The Government is defending the ban imposed by the Broadcasting Commission on music promoting illicit content, declaring it is not intended to restrain rights to freedom of speech but, instead, promote decency and moral standards. ]
Robert Morgan, minister without portfolio in the Office of the Prime Minister with responsibility for information, said the Government has a responsibility for the “spaces that we control… to set the standard and set an example”.
“There are so many other portals you can use to promote your artistic freedom, but free to air [is] accessible to every single member of our society, no matter their age,” he argued, while addressing Wednesday’s (October 12) post-Cabinet press briefing.
“The thing about radio is [once it is on], I’m not the only one who is hearing it. It is a public facility that caters to the public, that is licensed by the government [and] is regulated by particular laws. So, it is not about fighting crime; it is about decency and standards,” he pointed out.
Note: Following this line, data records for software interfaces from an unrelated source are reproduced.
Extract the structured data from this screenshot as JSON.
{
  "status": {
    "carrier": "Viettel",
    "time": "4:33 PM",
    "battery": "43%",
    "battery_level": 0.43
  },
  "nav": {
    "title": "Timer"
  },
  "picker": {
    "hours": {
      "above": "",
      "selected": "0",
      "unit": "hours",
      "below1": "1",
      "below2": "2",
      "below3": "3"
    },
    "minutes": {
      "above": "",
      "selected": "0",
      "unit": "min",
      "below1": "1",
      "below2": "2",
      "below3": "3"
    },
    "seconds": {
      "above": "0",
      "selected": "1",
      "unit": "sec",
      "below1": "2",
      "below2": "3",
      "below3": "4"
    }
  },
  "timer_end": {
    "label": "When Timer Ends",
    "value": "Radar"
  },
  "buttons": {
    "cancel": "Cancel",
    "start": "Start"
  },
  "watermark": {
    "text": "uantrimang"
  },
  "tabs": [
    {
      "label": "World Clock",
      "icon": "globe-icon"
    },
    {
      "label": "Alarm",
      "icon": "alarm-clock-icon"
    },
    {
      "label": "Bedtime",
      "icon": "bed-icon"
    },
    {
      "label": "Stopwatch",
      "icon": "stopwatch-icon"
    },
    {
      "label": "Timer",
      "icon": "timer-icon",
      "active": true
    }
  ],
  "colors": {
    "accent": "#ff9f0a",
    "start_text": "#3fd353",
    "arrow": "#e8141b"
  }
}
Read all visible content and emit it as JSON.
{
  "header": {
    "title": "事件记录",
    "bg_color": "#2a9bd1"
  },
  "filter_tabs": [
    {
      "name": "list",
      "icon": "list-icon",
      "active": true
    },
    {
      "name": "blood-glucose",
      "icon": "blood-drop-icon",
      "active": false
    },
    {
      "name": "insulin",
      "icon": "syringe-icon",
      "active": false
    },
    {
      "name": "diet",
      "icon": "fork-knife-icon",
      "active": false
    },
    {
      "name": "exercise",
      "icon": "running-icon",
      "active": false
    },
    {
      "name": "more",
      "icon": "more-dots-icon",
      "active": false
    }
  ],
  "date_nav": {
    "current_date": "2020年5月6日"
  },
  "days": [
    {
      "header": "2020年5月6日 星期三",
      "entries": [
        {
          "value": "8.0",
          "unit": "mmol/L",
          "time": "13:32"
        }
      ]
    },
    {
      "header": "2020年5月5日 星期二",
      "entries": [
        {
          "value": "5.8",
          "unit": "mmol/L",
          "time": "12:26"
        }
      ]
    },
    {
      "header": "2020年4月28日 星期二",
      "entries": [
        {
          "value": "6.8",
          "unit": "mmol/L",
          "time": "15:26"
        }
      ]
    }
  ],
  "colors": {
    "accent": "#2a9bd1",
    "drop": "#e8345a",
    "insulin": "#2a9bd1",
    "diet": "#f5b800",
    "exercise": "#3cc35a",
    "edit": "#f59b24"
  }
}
The Broadcasting Commission ban includes content transmitted through radio, television or cable services of any audio or video recording, live song or speech that promotes and glorifies illicit activities such as scamming, drug abuse and gun violence.
The Commission further advised that the transmission of any edited song that directly or indirectly promotes scamming, illegal use or abuse of drugs, illegal or harmful use of guns or other offensive weapons, jungle justice or any form of illegal or criminal activity is also strictly prohibited.